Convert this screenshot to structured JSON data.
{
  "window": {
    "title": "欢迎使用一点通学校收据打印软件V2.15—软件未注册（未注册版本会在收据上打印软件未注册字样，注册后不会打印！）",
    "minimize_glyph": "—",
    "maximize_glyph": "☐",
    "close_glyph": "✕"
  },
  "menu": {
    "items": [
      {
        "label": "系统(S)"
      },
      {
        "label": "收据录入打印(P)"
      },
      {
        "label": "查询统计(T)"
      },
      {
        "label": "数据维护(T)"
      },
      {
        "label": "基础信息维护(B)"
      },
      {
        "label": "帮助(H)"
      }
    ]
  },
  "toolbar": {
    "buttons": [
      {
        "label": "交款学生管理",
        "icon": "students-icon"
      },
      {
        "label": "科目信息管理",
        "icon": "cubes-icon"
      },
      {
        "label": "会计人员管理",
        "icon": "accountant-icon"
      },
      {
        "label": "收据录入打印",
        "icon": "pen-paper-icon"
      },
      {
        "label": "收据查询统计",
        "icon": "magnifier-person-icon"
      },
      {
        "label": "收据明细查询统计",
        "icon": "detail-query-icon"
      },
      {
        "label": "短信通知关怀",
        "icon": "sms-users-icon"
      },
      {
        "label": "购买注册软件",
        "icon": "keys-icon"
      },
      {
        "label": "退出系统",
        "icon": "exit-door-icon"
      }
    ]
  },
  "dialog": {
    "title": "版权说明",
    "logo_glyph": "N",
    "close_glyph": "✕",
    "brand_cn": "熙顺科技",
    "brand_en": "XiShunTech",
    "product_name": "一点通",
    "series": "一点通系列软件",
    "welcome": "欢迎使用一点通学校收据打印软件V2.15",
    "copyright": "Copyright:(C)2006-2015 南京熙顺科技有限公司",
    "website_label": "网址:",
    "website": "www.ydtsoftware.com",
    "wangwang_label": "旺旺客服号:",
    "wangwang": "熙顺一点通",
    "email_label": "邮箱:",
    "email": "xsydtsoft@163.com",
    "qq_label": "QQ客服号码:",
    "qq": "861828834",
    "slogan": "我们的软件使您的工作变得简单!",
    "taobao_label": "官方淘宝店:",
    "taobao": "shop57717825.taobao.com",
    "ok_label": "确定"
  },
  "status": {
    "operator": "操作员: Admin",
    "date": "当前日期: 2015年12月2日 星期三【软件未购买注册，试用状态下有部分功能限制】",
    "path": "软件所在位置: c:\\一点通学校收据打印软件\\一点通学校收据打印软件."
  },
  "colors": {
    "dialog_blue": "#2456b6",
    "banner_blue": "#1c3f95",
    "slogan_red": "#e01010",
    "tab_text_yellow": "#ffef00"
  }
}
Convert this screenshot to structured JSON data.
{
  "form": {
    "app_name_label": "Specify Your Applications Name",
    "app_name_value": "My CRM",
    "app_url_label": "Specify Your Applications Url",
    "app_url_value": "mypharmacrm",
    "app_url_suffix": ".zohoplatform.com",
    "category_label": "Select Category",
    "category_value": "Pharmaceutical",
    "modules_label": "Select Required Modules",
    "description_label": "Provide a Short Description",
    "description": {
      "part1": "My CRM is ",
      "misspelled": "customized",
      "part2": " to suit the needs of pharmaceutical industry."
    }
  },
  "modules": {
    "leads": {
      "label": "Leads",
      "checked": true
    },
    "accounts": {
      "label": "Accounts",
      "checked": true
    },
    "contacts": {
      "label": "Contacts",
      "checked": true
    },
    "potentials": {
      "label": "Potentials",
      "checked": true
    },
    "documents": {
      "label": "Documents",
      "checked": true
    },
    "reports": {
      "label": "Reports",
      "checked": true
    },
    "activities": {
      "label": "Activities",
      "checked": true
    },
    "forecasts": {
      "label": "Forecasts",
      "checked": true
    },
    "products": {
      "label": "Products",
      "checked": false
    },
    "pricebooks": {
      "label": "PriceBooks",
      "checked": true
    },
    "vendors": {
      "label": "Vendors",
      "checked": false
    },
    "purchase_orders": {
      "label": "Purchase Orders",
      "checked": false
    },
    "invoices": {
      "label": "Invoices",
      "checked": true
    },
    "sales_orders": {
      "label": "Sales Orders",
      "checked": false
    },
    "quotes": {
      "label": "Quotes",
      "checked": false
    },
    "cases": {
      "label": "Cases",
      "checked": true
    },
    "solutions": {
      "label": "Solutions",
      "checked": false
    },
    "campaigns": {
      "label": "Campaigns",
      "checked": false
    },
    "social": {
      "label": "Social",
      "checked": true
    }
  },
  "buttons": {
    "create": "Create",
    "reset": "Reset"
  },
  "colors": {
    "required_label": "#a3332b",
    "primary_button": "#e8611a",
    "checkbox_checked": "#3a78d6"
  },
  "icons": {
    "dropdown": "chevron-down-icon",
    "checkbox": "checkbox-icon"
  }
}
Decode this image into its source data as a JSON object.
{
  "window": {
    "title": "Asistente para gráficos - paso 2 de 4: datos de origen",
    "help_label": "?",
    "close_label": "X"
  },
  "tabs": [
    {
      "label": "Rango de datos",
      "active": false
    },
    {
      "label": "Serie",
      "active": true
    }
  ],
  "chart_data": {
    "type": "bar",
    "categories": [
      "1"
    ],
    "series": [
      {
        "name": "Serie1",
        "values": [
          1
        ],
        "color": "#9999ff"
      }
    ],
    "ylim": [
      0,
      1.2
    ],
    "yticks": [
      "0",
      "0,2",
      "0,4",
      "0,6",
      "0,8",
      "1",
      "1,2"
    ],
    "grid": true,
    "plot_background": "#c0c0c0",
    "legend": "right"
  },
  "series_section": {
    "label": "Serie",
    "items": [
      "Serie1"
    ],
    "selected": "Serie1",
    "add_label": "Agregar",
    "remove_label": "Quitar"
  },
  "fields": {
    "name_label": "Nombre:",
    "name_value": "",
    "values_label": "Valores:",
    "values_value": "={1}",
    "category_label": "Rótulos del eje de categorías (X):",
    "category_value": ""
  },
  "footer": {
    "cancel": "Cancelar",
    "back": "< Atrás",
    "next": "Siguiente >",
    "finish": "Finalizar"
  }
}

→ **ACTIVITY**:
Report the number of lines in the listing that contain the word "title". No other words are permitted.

→ **EXERCISE RESPONSE**:
3